- _What needs to be done_: Your answer should be the records again, unchanged in wording and free of images.

- _Data shown_:
○ ○ ○ ○ ○
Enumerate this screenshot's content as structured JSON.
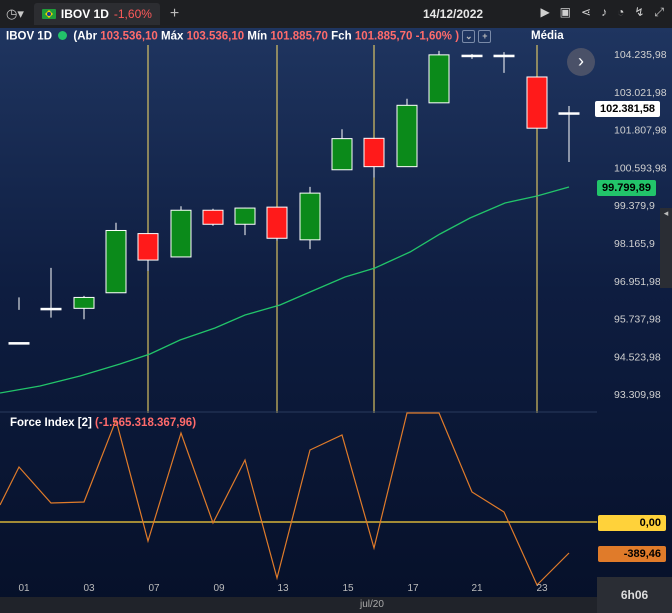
{
  "topbar": {
    "clock_icon": "clock-icon",
    "tab": {
      "symbol": "IBOV 1D",
      "change": "-1,60%"
    },
    "new_tab": "+",
    "date": "14/12/2022",
    "icons": [
      "play-icon",
      "briefcase-icon",
      "share-icon",
      "bell-icon",
      "clock-check-icon",
      "chart-icon",
      "fullscreen-icon"
    ]
  },
  "info": {
    "symbol": "IBOV 1D",
    "abr_label": "(Abr",
    "abr": "103.536,10",
    "max_label": "Máx",
    "max": "103.536,10",
    "min_label": "Mín",
    "min": "101.885,70",
    "fch_label": "Fch",
    "fch": "101.885,70 -1,60% )",
    "media_label": "Média"
  },
  "price_axis": {
    "labels": [
      "104.235,98",
      "103.021,98",
      "101.807,98",
      "100.593,98",
      "99.379,9",
      "98.165,9",
      "96.951,98",
      "95.737,98",
      "94.523,98",
      "93.309,98"
    ],
    "last_price": "102.381,58",
    "ma_price": "99.799,89"
  },
  "force_index": {
    "title": "Force Index [2]",
    "value": "(-1.565.318.367,96)",
    "zero_label": "0,00",
    "current_label": "-389,46"
  },
  "x_axis": {
    "labels": [
      "01",
      "03",
      "07",
      "09",
      "13",
      "15",
      "17",
      "21",
      "23"
    ],
    "month": "jul/20"
  },
  "timeframe": "6h06",
  "colors": {
    "up": "#0b8a1a",
    "down": "#ff1a1a",
    "ma": "#22c46a",
    "vline": "#ffe066",
    "fi": "#e07b2a",
    "zero": "#ffd23a"
  },
  "chart_data": {
    "type": "candlestick",
    "categories": [
      "c1",
      "c2",
      "c3",
      "c4",
      "c5",
      "c6",
      "c7",
      "c8",
      "c9",
      "c10",
      "c11",
      "c12",
      "c13",
      "c14",
      "c15",
      "c16",
      "c17"
    ],
    "ohlc": [
      [
        95000,
        96450,
        96050,
        94950
      ],
      [
        96100,
        97400,
        95800,
        96100
      ],
      [
        96100,
        96500,
        95750,
        96450
      ],
      [
        96600,
        98850,
        96600,
        98600
      ],
      [
        98500,
        98500,
        97300,
        97650
      ],
      [
        97750,
        99380,
        97750,
        99250
      ],
      [
        99250,
        99300,
        98750,
        98800
      ],
      [
        98800,
        99330,
        98450,
        99320
      ],
      [
        99350,
        99350,
        98280,
        98350
      ],
      [
        98300,
        100000,
        98000,
        99800
      ],
      [
        100550,
        101850,
        100550,
        101550
      ],
      [
        101560,
        101560,
        100300,
        100650
      ],
      [
        100650,
        102830,
        100650,
        102620
      ],
      [
        102700,
        104370,
        102700,
        104240
      ],
      [
        104230,
        104270,
        104110,
        104200
      ],
      [
        104230,
        104330,
        103660,
        104180
      ],
      [
        103530,
        103540,
        101885,
        101885
      ],
      [
        102380,
        102600,
        100800,
        102380
      ]
    ],
    "ylim": [
      93000,
      104900
    ]
  }
}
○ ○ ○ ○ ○
- _Written reply_:
Enumerate this screenshot's content as structured JSON.
{
  "topbar": {
    "clock_icon": "clock-icon",
    "tab": {
      "symbol": "IBOV 1D",
      "change": "-1,60%"
    },
    "new_tab": "+",
    "date": "14/12/2022",
    "icons": [
      "play-icon",
      "briefcase-icon",
      "share-icon",
      "bell-icon",
      "clock-check-icon",
      "chart-icon",
      "fullscreen-icon"
    ]
  },
  "info": {
    "symbol": "IBOV 1D",
    "abr_label": "(Abr",
    "abr": "103.536,10",
    "max_label": "Máx",
    "max": "103.536,10",
    "min_label": "Mín",
    "min": "101.885,70",
    "fch_label": "Fch",
    "fch": "101.885,70 -1,60% )",
    "media_label": "Média"
  },
  "price_axis": {
    "labels": [
      "104.235,98",
      "103.021,98",
      "101.807,98",
      "100.593,98",
      "99.379,9",
      "98.165,9",
      "96.951,98",
      "95.737,98",
      "94.523,98",
      "93.309,98"
    ],
    "last_price": "102.381,58",
    "ma_price": "99.799,89"
  },
  "force_index": {
    "title": "Force Index [2]",
    "value": "(-1.565.318.367,96)",
    "zero_label": "0,00",
    "current_label": "-389,46"
  },
  "x_axis": {
    "labels": [
      "01",
      "03",
      "07",
      "09",
      "13",
      "15",
      "17",
      "21",
      "23"
    ],
    "month": "jul/20"
  },
  "timeframe": "6h06",
  "colors": {
    "up": "#0b8a1a",
    "down": "#ff1a1a",
    "ma": "#22c46a",
    "vline": "#ffe066",
    "fi": "#e07b2a",
    "zero": "#ffd23a"
  },
  "chart_data": {
    "type": "candlestick",
    "categories": [
      "c1",
      "c2",
      "c3",
      "c4",
      "c5",
      "c6",
      "c7",
      "c8",
      "c9",
      "c10",
      "c11",
      "c12",
      "c13",
      "c14",
      "c15",
      "c16",
      "c17"
    ],
    "ohlc": [
      [
        95000,
        96450,
        96050,
        94950
      ],
      [
        96100,
        97400,
        95800,
        96100
      ],
      [
        96100,
        96500,
        95750,
        96450
      ],
      [
        96600,
        98850,
        96600,
        98600
      ],
      [
        98500,
        98500,
        97300,
        97650
      ],
      [
        97750,
        99380,
        97750,
        99250
      ],
      [
        99250,
        99300,
        98750,
        98800
      ],
      [
        98800,
        99330,
        98450,
        99320
      ],
      [
        99350,
        99350,
        98280,
        98350
      ],
      [
        98300,
        100000,
        98000,
        99800
      ],
      [
        100550,
        101850,
        100550,
        101550
      ],
      [
        101560,
        101560,
        100300,
        100650
      ],
      [
        100650,
        102830,
        100650,
        102620
      ],
      [
        102700,
        104370,
        102700,
        104240
      ],
      [
        104230,
        104270,
        104110,
        104200
      ],
      [
        104230,
        104330,
        103660,
        104180
      ],
      [
        103530,
        103540,
        101885,
        101885
      ],
      [
        102380,
        102600,
        100800,
        102380
      ]
    ],
    "ylim": [
      93000,
      104900
    ]
  }
}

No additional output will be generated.